Czytelnia / Technologie tłumaczeniowe

3.3 User interface

User interface is the means by which the user can communicate with the computer and its applications. Usually it involves such elements as menus, typed commands, function keys or mouse clicks. The first generation of interfaces had the inherent limitations e.g. hindering the simultaneous accessibility of termbase entries for editing and reference (Fontenelle&Mergen 1998). Nowadays, virtually all personal computers are equipped with the GUI consisting of windows, panes, bars, buttons, icons and menus. The same is true for the modern terminology management tools. However, there are sometimes significant differences between the applications in the way the program communicates with the user and displays data. Figure 1 represents the interface of Multiterm iX, while Figure 2 shows the interface of DVX (see: Figure 1. Multiterm iX interface - sample termbase provided with the application; Figure 2. Deja vu X interface - termbase created for the purpose of this project; Figure 3. SDLX 2004 - termbase created for the purposes of this thesis).

As  we  can  see,  even  though  the  content  of  termbases  may  be  identical, it  will  be  displayed  in  a  different  way  in  the  different applications.  Some  tools display  the  termbase  contents in the form of a grid, occupying one of the several panes e.g. DVX; while others, like Multiterm  iX  and  SDLX,  display  the  entries in  the  form  of  text  files  indicating  fields  with colors, indentations and font sizes.
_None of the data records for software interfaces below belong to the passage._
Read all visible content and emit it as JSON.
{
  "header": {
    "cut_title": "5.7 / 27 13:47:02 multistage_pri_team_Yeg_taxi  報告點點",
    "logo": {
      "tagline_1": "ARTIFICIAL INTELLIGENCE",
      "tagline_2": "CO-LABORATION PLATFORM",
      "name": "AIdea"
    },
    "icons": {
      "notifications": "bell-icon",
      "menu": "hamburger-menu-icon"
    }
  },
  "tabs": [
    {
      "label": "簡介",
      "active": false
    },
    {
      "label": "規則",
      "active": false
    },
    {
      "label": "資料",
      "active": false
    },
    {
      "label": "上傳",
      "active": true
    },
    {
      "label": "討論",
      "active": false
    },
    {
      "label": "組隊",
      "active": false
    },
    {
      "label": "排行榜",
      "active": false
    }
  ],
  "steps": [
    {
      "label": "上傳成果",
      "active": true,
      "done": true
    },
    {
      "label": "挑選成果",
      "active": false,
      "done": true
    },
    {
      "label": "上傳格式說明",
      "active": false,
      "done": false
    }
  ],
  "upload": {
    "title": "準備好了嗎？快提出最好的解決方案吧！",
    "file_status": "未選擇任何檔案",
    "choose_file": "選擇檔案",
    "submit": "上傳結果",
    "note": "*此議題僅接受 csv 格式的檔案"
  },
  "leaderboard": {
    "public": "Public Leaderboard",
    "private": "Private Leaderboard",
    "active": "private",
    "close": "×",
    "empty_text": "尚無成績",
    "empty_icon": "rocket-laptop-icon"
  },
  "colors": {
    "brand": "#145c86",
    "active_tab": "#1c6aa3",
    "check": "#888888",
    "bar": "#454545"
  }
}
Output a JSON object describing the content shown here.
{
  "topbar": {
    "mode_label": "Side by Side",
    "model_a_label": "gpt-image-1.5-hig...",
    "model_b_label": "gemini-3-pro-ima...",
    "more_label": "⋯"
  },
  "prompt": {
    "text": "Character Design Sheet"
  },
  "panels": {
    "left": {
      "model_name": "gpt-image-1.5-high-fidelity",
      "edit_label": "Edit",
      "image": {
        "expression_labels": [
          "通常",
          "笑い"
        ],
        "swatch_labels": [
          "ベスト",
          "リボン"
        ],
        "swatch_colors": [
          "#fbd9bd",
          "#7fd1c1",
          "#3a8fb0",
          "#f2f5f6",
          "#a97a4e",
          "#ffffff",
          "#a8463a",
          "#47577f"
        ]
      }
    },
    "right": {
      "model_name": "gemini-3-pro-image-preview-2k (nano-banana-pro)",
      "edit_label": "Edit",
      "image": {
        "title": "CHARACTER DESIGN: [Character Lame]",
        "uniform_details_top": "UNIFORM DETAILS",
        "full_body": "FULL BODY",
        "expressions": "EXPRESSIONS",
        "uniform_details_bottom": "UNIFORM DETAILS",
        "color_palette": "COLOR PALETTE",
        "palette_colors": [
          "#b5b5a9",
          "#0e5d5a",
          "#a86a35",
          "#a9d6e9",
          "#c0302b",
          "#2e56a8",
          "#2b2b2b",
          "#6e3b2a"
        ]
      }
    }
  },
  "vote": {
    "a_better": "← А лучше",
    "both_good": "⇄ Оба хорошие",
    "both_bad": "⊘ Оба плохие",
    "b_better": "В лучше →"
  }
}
The interface usually allows a number of primitive  actions in order to achieve the same effect e.g. a new entry can be created either by clicking  a button, selecting the function from a menu or by striking a hotkey. Another feature is the  dialog  language,  i.e. the language in  which  all  the  menus,  commands  and  messages  are  displayed. In  most  cases several dialog  languages  are  available and can be  switched while working with the tool.

Further elements of the interface are the forms of help available to the user. In terminology management tools, usually a user manual or getting started manual are provided with the software or can be downloaded from the manufacturer's webpage. Other forms are tutorials and demos which can best illustrate the usual workflow and basic functionalities of a given tool. Sometimes, also sample files or termbases are provided along the tutorials. Unfortunately, the documentation is rarely available in many languages, thus, it is unavailable to those who do not know English. Furthermore, documentation rarely covers troubleshooting. In order to receive assistance in solving problems the users usually register in a mailing list. The listmates share the solutions and workarounds they came up with over  the years of experience with the tools. This kind of help is extremely important, even though  there is usually a possibility to contact the manufacturer and report the problems. 

It  may  also  be  significant  whether  the  information  on  the  internal  workings  of  the  tools - their architecture - is made available. In most cases the codes of a tool are protected  by  the  manufacturers  and  very  little  information  is  given  to  the  users  in  order  to  prevent  dishonest use of such information by competitors or software piracy.